#### DATASET RECORDS ####

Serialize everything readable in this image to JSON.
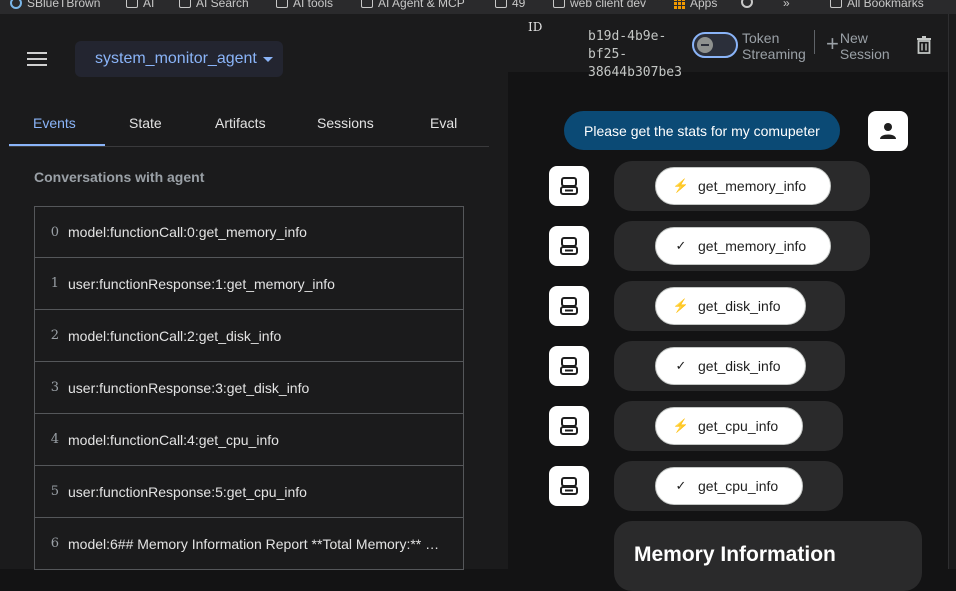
{
  "bookmarks": [
    {
      "label": "SBlueTBrown",
      "icon": "profile-icon"
    },
    {
      "label": "AI",
      "icon": "folder-icon"
    },
    {
      "label": "AI Search",
      "icon": "folder-icon"
    },
    {
      "label": "AI tools",
      "icon": "folder-icon"
    },
    {
      "label": "AI Agent & MCP",
      "icon": "folder-icon"
    },
    {
      "label": "49",
      "icon": "folder-icon"
    },
    {
      "label": "web client dev",
      "icon": "folder-icon"
    },
    {
      "label": "Apps",
      "icon": "apps-grid-icon"
    },
    {
      "label": "»",
      "icon": "overflow-icon"
    },
    {
      "label": "All Bookmarks",
      "icon": "folder-icon"
    }
  ],
  "header": {
    "agent_name": "system_monitor_agent"
  },
  "tabs": [
    {
      "label": "Events",
      "active": true
    },
    {
      "label": "State",
      "active": false
    },
    {
      "label": "Artifacts",
      "active": false
    },
    {
      "label": "Sessions",
      "active": false
    },
    {
      "label": "Eval",
      "active": false
    }
  ],
  "conversation": {
    "title": "Conversations with agent",
    "events": [
      {
        "index": "0",
        "text": "model:functionCall:0:get_memory_info"
      },
      {
        "index": "1",
        "text": "user:functionResponse:1:get_memory_info"
      },
      {
        "index": "2",
        "text": "model:functionCall:2:get_disk_info"
      },
      {
        "index": "3",
        "text": "user:functionResponse:3:get_disk_info"
      },
      {
        "index": "4",
        "text": "model:functionCall:4:get_cpu_info"
      },
      {
        "index": "5",
        "text": "user:functionResponse:5:get_cpu_info"
      },
      {
        "index": "6",
        "text": "model:6## Memory Information Report **Total Memory:** …"
      }
    ]
  },
  "session": {
    "id_label": "ID",
    "id_lines": [
      "b19d-4b9e-",
      "bf25-",
      "38644b307be3"
    ],
    "token_label_1": "Token",
    "token_label_2": "Streaming",
    "token_streaming_on": false,
    "new_label_1": "New",
    "new_label_2": "Session"
  },
  "chat": {
    "user_message": "Please get the stats for my comupeter",
    "function_chips": [
      {
        "label": "get_memory_info",
        "kind": "call",
        "icon": "bolt-icon"
      },
      {
        "label": "get_memory_info",
        "kind": "response",
        "icon": "check-icon"
      },
      {
        "label": "get_disk_info",
        "kind": "call",
        "icon": "bolt-icon"
      },
      {
        "label": "get_disk_info",
        "kind": "response",
        "icon": "check-icon"
      },
      {
        "label": "get_cpu_info",
        "kind": "call",
        "icon": "bolt-icon"
      },
      {
        "label": "get_cpu_info",
        "kind": "response",
        "icon": "check-icon"
      }
    ],
    "report_heading": "Memory Information"
  },
  "colors": {
    "accent": "#8ab4f8",
    "user_bubble": "#0b4a75",
    "background": "#131314",
    "panel": "#1b1b1c"
  }
}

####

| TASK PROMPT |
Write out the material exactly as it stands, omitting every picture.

| EXERCISE RESPONSE |
Serialize everything readable in this image to JSON.
{
  "bookmarks": [
    {
      "label": "SBlueTBrown",
      "icon": "profile-icon"
    },
    {
      "label": "AI",
      "icon": "folder-icon"
    },
    {
      "label": "AI Search",
      "icon": "folder-icon"
    },
    {
      "label": "AI tools",
      "icon": "folder-icon"
    },
    {
      "label": "AI Agent & MCP",
      "icon": "folder-icon"
    },
    {
      "label": "49",
      "icon": "folder-icon"
    },
    {
      "label": "web client dev",
      "icon": "folder-icon"
    },
    {
      "label": "Apps",
      "icon": "apps-grid-icon"
    },
    {
      "label": "»",
      "icon": "overflow-icon"
    },
    {
      "label": "All Bookmarks",
      "icon": "folder-icon"
    }
  ],
  "header": {
    "agent_name": "system_monitor_agent"
  },
  "tabs": [
    {
      "label": "Events",
      "active": true
    },
    {
      "label": "State",
      "active": false
    },
    {
      "label": "Artifacts",
      "active": false
    },
    {
      "label": "Sessions",
      "active": false
    },
    {
      "label": "Eval",
      "active": false
    }
  ],
  "conversation": {
    "title": "Conversations with agent",
    "events": [
      {
        "index": "0",
        "text": "model:functionCall:0:get_memory_info"
      },
      {
        "index": "1",
        "text": "user:functionResponse:1:get_memory_info"
      },
      {
        "index": "2",
        "text": "model:functionCall:2:get_disk_info"
      },
      {
        "index": "3",
        "text": "user:functionResponse:3:get_disk_info"
      },
      {
        "index": "4",
        "text": "model:functionCall:4:get_cpu_info"
      },
      {
        "index": "5",
        "text": "user:functionResponse:5:get_cpu_info"
      },
      {
        "index": "6",
        "text": "model:6## Memory Information Report **Total Memory:** …"
      }
    ]
  },
  "session": {
    "id_label": "ID",
    "id_lines": [
      "b19d-4b9e-",
      "bf25-",
      "38644b307be3"
    ],
    "token_label_1": "Token",
    "token_label_2": "Streaming",
    "token_streaming_on": false,
    "new_label_1": "New",
    "new_label_2": "Session"
  },
  "chat": {
    "user_message": "Please get the stats for my comupeter",
    "function_chips": [
      {
        "label": "get_memory_info",
        "kind": "call",
        "icon": "bolt-icon"
      },
      {
        "label": "get_memory_info",
        "kind": "response",
        "icon": "check-icon"
      },
      {
        "label": "get_disk_info",
        "kind": "call",
        "icon": "bolt-icon"
      },
      {
        "label": "get_disk_info",
        "kind": "response",
        "icon": "check-icon"
      },
      {
        "label": "get_cpu_info",
        "kind": "call",
        "icon": "bolt-icon"
      },
      {
        "label": "get_cpu_info",
        "kind": "response",
        "icon": "check-icon"
      }
    ],
    "report_heading": "Memory Information"
  },
  "colors": {
    "accent": "#8ab4f8",
    "user_bubble": "#0b4a75",
    "background": "#131314",
    "panel": "#1b1b1c"
  }
}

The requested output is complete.